- Activity: Reproduce the entries in full, with no changes.

Dataset rows describing interfaces:
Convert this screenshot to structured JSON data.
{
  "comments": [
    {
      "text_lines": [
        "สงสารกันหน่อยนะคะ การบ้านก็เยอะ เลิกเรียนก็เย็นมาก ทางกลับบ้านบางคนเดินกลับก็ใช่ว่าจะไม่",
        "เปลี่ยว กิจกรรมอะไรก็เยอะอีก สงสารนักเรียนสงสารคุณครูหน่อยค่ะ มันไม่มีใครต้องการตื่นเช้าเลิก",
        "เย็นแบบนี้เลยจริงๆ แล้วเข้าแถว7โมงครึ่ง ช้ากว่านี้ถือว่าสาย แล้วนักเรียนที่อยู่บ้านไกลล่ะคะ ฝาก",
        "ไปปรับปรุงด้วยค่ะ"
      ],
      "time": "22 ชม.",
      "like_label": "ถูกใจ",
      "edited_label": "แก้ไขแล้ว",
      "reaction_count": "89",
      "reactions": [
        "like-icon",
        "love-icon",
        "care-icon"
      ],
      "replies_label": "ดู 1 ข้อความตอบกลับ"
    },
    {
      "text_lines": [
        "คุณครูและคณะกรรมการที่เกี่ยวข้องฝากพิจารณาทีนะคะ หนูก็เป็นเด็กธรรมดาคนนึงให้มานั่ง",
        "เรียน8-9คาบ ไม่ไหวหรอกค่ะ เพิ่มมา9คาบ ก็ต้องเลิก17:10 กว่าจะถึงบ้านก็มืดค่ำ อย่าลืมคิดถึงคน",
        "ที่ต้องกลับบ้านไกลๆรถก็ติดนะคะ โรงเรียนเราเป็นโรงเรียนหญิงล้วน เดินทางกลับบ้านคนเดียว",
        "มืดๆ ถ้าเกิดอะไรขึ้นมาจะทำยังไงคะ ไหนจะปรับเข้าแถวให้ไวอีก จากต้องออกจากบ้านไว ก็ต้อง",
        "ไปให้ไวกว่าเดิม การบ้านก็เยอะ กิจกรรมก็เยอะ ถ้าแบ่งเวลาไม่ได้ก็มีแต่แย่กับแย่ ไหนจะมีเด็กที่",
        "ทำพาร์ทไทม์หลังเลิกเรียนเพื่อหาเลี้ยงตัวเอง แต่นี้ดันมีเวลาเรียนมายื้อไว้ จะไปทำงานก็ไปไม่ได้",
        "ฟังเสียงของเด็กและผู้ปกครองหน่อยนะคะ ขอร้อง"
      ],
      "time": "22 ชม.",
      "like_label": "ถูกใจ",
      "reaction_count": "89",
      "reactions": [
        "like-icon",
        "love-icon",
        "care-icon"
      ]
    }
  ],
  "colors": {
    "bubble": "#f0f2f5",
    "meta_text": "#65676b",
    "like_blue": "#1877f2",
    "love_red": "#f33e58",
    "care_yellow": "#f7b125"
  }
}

- Output:
Convert this screenshot to structured JSON data.
{
  "comments": [
    {
      "text_lines": [
        "สงสารกันหน่อยนะคะ การบ้านก็เยอะ เลิกเรียนก็เย็นมาก ทางกลับบ้านบางคนเดินกลับก็ใช่ว่าจะไม่",
        "เปลี่ยว กิจกรรมอะไรก็เยอะอีก สงสารนักเรียนสงสารคุณครูหน่อยค่ะ มันไม่มีใครต้องการตื่นเช้าเลิก",
        "เย็นแบบนี้เลยจริงๆ แล้วเข้าแถว7โมงครึ่ง ช้ากว่านี้ถือว่าสาย แล้วนักเรียนที่อยู่บ้านไกลล่ะคะ ฝาก",
        "ไปปรับปรุงด้วยค่ะ"
      ],
      "time": "22 ชม.",
      "like_label": "ถูกใจ",
      "edited_label": "แก้ไขแล้ว",
      "reaction_count": "89",
      "reactions": [
        "like-icon",
        "love-icon",
        "care-icon"
      ],
      "replies_label": "ดู 1 ข้อความตอบกลับ"
    },
    {
      "text_lines": [
        "คุณครูและคณะกรรมการที่เกี่ยวข้องฝากพิจารณาทีนะคะ หนูก็เป็นเด็กธรรมดาคนนึงให้มานั่ง",
        "เรียน8-9คาบ ไม่ไหวหรอกค่ะ เพิ่มมา9คาบ ก็ต้องเลิก17:10 กว่าจะถึงบ้านก็มืดค่ำ อย่าลืมคิดถึงคน",
        "ที่ต้องกลับบ้านไกลๆรถก็ติดนะคะ โรงเรียนเราเป็นโรงเรียนหญิงล้วน เดินทางกลับบ้านคนเดียว",
        "มืดๆ ถ้าเกิดอะไรขึ้นมาจะทำยังไงคะ ไหนจะปรับเข้าแถวให้ไวอีก จากต้องออกจากบ้านไว ก็ต้อง",
        "ไปให้ไวกว่าเดิม การบ้านก็เยอะ กิจกรรมก็เยอะ ถ้าแบ่งเวลาไม่ได้ก็มีแต่แย่กับแย่ ไหนจะมีเด็กที่",
        "ทำพาร์ทไทม์หลังเลิกเรียนเพื่อหาเลี้ยงตัวเอง แต่นี้ดันมีเวลาเรียนมายื้อไว้ จะไปทำงานก็ไปไม่ได้",
        "ฟังเสียงของเด็กและผู้ปกครองหน่อยนะคะ ขอร้อง"
      ],
      "time": "22 ชม.",
      "like_label": "ถูกใจ",
      "reaction_count": "89",
      "reactions": [
        "like-icon",
        "love-icon",
        "care-icon"
      ]
    }
  ],
  "colors": {
    "bubble": "#f0f2f5",
    "meta_text": "#65676b",
    "like_blue": "#1877f2",
    "love_red": "#f33e58",
    "care_yellow": "#f7b125"
  }
}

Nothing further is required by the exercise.